These two were extremes—extremely introverted and extremely extraverted, the one energized by solitude, and the other energized by society. Then there are folks like me—ambiverted—ready for society after a day of study, or ready for study after a day of society. I give out of society juice after being in the thick of the action for too long and must get quiet, which usually (but not necessarily) means being alone, or with my ambiverted partner, Jane. On the other hand, I give out of solitary juice after extended study sessions (mostly writing and reading), and am ready for some social stimulation.

Loneliness happens when a soul has run out of fuel for being alone and is ready for some action but finds none. Most of us manage our needs for solitude and society successfully. When we begin to feel lonely, as in having had enough solitude and are now ready for company, we know where to look. Reaching out for contact could be satisfied by playing with a loved pet at one extreme or going to visit family or friends at another. Often, the simplest cure for loneliness is an open-ended question. Sometimes when I fly, I am ready for solitude, and I blank out the persons sitting on either side as I read. Other times I have just emerged from extended solitude and am ready for society, so I ask one of my seatmates an open-ended question and hope that an engaging conversation ensues.
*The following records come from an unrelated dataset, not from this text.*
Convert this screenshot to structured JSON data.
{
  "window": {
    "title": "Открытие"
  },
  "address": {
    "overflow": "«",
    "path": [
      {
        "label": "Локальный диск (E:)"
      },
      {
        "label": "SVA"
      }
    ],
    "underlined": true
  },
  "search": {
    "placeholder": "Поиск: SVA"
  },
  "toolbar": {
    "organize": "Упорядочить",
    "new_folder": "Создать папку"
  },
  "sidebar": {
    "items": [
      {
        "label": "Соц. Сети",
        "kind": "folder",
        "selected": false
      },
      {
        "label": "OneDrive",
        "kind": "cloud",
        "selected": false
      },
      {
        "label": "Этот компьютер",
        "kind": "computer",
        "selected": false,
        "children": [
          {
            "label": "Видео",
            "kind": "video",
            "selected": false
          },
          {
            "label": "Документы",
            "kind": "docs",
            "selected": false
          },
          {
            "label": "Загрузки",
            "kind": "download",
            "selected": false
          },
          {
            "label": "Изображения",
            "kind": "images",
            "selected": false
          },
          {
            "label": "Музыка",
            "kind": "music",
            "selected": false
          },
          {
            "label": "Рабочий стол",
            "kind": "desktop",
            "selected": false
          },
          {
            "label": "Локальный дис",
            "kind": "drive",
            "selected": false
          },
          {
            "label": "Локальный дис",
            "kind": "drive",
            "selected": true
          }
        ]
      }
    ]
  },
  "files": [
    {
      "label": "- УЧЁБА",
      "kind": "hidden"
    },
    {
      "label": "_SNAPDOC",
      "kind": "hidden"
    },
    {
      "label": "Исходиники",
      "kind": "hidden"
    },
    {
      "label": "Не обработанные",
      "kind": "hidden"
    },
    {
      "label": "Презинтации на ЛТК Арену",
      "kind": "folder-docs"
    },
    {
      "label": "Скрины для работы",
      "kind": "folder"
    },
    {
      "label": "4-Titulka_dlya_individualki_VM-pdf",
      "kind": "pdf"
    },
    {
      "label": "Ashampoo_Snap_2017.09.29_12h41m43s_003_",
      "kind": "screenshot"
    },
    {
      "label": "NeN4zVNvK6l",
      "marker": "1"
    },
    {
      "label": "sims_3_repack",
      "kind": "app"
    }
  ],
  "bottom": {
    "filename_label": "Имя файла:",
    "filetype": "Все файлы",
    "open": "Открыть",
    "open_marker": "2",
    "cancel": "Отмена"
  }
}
So the learning is to never assume you know a person’s mental state when you see them alone. Ask. Then either let them be alone, or engage them based on their response.